PROBLEM:
Report how many lines in the data include "Application", with the number as the only reply.

App and web page records:
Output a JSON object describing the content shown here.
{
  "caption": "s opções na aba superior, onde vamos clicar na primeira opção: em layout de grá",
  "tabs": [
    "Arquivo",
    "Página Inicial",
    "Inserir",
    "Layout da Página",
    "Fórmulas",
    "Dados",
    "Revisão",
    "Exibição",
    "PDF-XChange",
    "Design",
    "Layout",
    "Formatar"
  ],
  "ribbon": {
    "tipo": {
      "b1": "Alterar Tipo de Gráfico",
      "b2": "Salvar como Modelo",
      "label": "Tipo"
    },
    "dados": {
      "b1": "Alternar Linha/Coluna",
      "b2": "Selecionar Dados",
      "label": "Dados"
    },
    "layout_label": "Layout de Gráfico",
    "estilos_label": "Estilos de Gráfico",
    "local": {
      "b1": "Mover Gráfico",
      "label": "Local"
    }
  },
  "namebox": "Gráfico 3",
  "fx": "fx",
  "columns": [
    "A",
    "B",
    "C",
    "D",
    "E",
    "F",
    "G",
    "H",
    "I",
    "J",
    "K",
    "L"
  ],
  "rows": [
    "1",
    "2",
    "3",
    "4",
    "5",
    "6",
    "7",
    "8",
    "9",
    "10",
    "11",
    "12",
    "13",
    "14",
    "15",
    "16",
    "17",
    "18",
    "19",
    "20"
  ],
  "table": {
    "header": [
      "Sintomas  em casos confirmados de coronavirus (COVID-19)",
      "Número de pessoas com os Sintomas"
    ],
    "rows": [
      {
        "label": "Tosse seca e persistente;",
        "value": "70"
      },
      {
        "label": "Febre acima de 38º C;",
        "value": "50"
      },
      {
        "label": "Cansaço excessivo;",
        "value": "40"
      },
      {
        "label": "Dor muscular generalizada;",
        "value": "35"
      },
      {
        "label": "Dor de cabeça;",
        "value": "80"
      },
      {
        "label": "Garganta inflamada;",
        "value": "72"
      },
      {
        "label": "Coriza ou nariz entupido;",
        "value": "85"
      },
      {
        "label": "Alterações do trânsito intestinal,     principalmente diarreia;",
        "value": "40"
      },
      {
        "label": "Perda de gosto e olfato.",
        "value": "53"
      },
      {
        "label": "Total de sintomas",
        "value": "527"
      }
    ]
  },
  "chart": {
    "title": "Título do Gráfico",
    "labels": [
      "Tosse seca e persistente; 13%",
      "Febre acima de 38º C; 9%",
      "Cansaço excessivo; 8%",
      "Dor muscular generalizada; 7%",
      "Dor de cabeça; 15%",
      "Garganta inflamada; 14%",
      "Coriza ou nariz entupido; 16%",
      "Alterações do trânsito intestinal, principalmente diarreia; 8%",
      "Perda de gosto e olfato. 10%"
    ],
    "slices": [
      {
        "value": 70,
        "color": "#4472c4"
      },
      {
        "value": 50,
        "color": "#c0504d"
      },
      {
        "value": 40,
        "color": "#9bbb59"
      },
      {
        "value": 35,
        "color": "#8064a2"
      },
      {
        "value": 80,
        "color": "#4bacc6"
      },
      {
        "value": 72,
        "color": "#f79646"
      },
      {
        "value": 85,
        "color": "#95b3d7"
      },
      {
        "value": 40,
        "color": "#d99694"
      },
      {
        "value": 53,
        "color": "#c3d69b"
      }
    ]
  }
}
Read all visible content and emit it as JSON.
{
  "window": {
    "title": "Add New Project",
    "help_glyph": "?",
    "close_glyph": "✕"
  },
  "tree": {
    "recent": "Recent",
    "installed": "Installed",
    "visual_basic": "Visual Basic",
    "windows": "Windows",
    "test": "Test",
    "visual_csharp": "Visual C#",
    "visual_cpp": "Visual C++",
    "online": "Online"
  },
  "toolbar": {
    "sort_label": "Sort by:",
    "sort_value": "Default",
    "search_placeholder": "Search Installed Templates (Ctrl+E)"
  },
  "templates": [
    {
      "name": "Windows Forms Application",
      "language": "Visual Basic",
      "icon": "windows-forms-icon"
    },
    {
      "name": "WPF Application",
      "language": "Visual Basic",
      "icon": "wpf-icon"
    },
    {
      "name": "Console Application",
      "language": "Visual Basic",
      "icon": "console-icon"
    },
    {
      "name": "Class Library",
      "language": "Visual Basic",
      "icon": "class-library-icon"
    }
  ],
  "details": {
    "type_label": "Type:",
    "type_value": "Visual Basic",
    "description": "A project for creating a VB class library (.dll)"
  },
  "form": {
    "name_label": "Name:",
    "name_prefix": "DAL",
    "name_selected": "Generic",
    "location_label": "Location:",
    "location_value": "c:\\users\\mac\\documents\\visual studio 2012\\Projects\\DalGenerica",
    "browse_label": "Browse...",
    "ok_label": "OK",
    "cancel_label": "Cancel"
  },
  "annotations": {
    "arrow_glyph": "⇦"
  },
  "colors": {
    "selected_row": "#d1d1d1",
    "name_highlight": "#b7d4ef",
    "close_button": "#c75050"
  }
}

RESULT:
3